Actually, to be fair, that seems to be the minimum unit of time Google Analytics calculates, so my Midvale, UT readership exactly matches my Decorah, IA and Fayetteville, NC readership. Also Arlington, VT. S'up y'all?

I shouldn't complain, I suppose. Someone from Riga, Latvia has spent more than four minutes learning about sporks or nene or something. And I'm hoping the one minute nineteen second someone from Male in the Maldives was deeply meaningful to them. Sporksforall--perhaps now meaningful in the Maldives!

The map on Google Analytics is my favorite feature. The numbers are depressing and what I get hits on focuses more than I want it to on elephant seals and their Latin name. The map, though, gives these nice green emphases to people in their offices or on their laptops coming my way.

I heard recently about this thing the new iphone does called "document cloud" wherein one floats documents in the ether to be retrieved as needed. I pictured (as I think I was supposed to) floating excel spreadsheets--transparent and ephemeral--gently bouncing along at chest height.

The Google Map, on the other hand, makes me think of all those people in real space finding their way to me. California is dark green. I'm most "popular" there. Some states that are medium green I can explain (I have blog friends there, I said nice things about Miss Washington, etc.) Others puzzle me. I might explain away Nevada's darker green color by physical proximity, but New Mexico is pure white (meaning no folks from Truth or Consequences--or anywhere else in our 47th state--have visited my blog at all). I should note, by the by, that I typed in New Mexico's 47th place in their joining of the union and then confirmed I was right (which I was). January 16, 1912 was when it became a state.

Anyway, my lack of readership MIGHT be explained by New Mexicans still being mad because I didn't initially understand that I actually had to surrender the hideous chili pepper wreath at the agricultural station. I had bought it in a moment of irony, I swear. I also gave it up willingly, and am still glad I did. Irony stops being ironic at a certain point, after all.

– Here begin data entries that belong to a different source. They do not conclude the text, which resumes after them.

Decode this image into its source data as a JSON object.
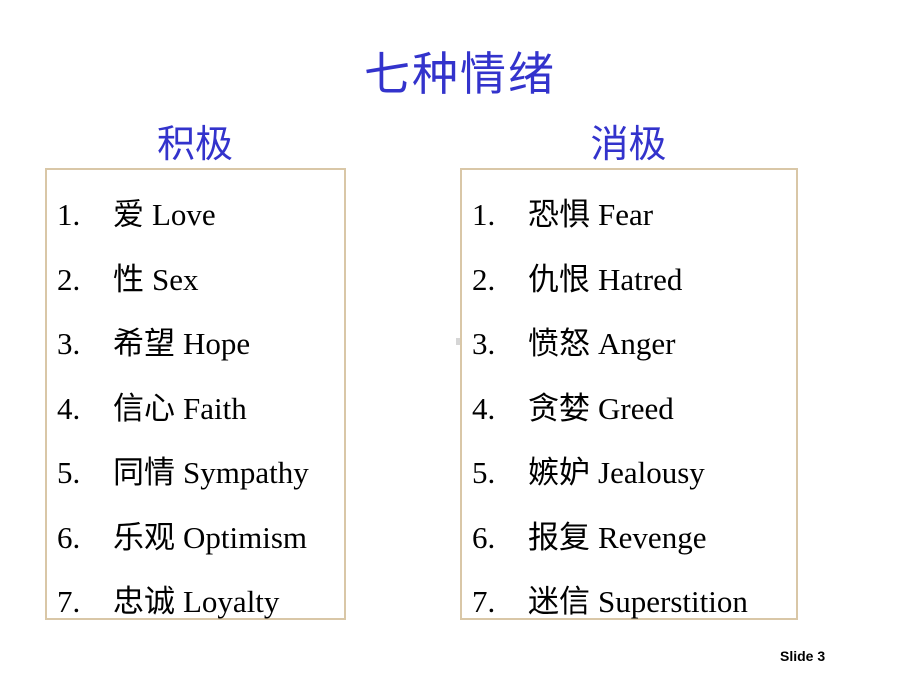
{
  "slide": {
    "title": "七种情绪",
    "slide_label": "Slide 3",
    "accent_color": "#3333cc",
    "box_border_color": "#d9c7a7"
  },
  "positive": {
    "heading": "积极",
    "items": [
      {
        "num": "1.",
        "cn": "爱",
        "en": "Love"
      },
      {
        "num": "2.",
        "cn": "性",
        "en": "Sex"
      },
      {
        "num": "3.",
        "cn": "希望",
        "en": "Hope"
      },
      {
        "num": "4.",
        "cn": "信心",
        "en": "Faith"
      },
      {
        "num": "5.",
        "cn": "同情",
        "en": "Sympathy"
      },
      {
        "num": "6.",
        "cn": "乐观",
        "en": "Optimism"
      },
      {
        "num": "7.",
        "cn": "忠诚",
        "en": "Loyalty"
      }
    ]
  },
  "negative": {
    "heading": "消极",
    "items": [
      {
        "num": "1.",
        "cn": "恐惧",
        "en": "Fear"
      },
      {
        "num": "2.",
        "cn": "仇恨",
        "en": "Hatred"
      },
      {
        "num": "3.",
        "cn": "愤怒",
        "en": "Anger"
      },
      {
        "num": "4.",
        "cn": "贪婪",
        "en": "Greed"
      },
      {
        "num": "5.",
        "cn": "嫉妒",
        "en": "Jealousy"
      },
      {
        "num": "6.",
        "cn": "报复",
        "en": "Revenge"
      },
      {
        "num": "7.",
        "cn": "迷信",
        "en": "Superstition"
      }
    ]
  }
}
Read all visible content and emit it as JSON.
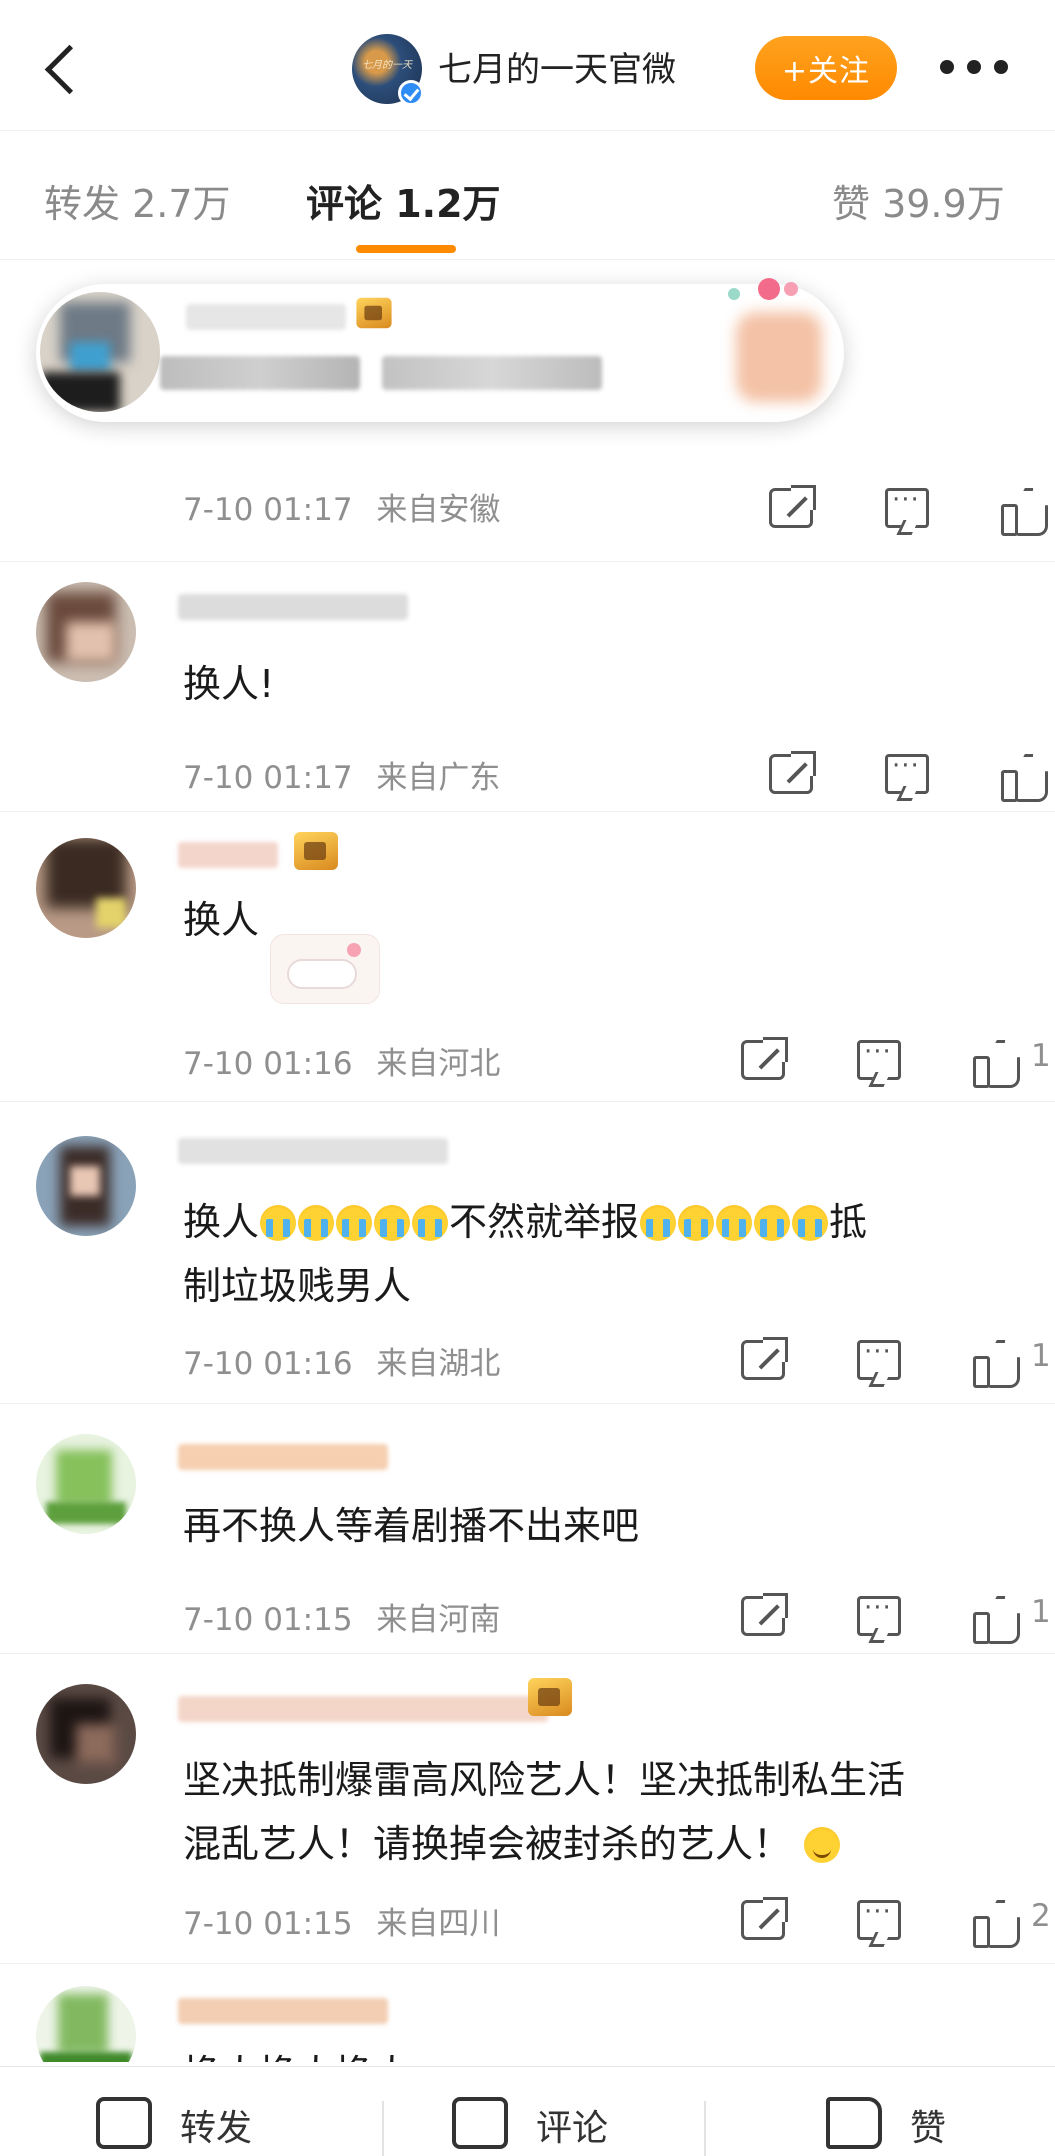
{
  "header": {
    "account_name": "七月的一天官微",
    "follow_label": "+关注",
    "avatar_glyph": "七月的一天"
  },
  "tabs": [
    {
      "label": "转发 2.7万",
      "active": false
    },
    {
      "label": "评论 1.2万",
      "active": true
    },
    {
      "label": "赞 39.9万",
      "active": false
    }
  ],
  "comments": [
    {
      "text": "",
      "time": "7-10 01:17",
      "location": "来自安徽",
      "likes": ""
    },
    {
      "text": "换人!",
      "time": "7-10 01:17",
      "location": "来自广东",
      "likes": ""
    },
    {
      "text": "换人",
      "time": "7-10 01:16",
      "location": "来自河北",
      "likes": "1"
    },
    {
      "text_a": "换人",
      "text_b": "不然就举报",
      "text_c": "抵",
      "text_d": "制垃圾贱男人",
      "time": "7-10 01:16",
      "location": "来自湖北",
      "likes": "1"
    },
    {
      "text": "再不换人等着剧播不出来吧",
      "time": "7-10 01:15",
      "location": "来自河南",
      "likes": "1"
    },
    {
      "text_a": "坚决抵制爆雷高风险艺人！坚决抵制私生活",
      "text_b": "混乱艺人！请换掉会被封杀的艺人！",
      "time": "7-10 01:15",
      "location": "来自四川",
      "likes": "2"
    },
    {
      "text": "换人换人换人",
      "time": "",
      "location": "",
      "likes": ""
    }
  ],
  "bottom_bar": {
    "repost_label": "转发",
    "comment_label": "评论",
    "like_label": "赞"
  },
  "colors": {
    "accent": "#ff8a00",
    "meta_text": "#8f8f8f",
    "verified_blue": "#2f8cf4"
  }
}
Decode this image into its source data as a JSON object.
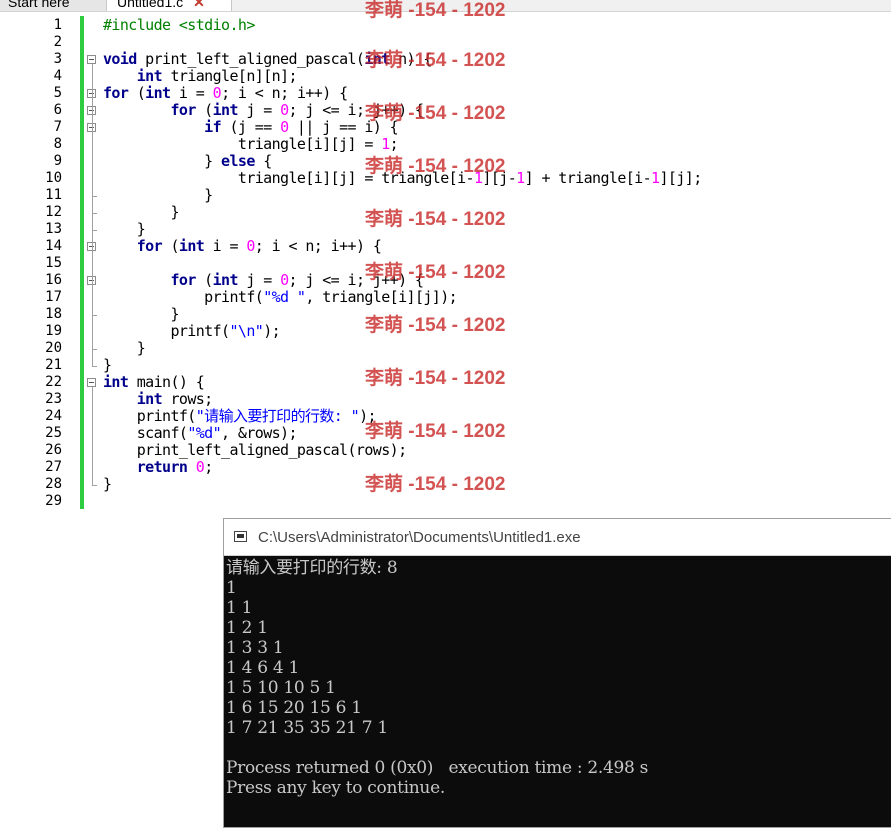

Hey Germany, how is it that Google thinks you are UNDER 0 seconds as an average time on the site? Negative time visits seem so, well, contrary, not to mention improbable. I took "German for Graduate Students" while I was doing my PhD. What more do you want from me. Bring it UP to 0, ok?

Anyway, wherever I go, you'll find me here.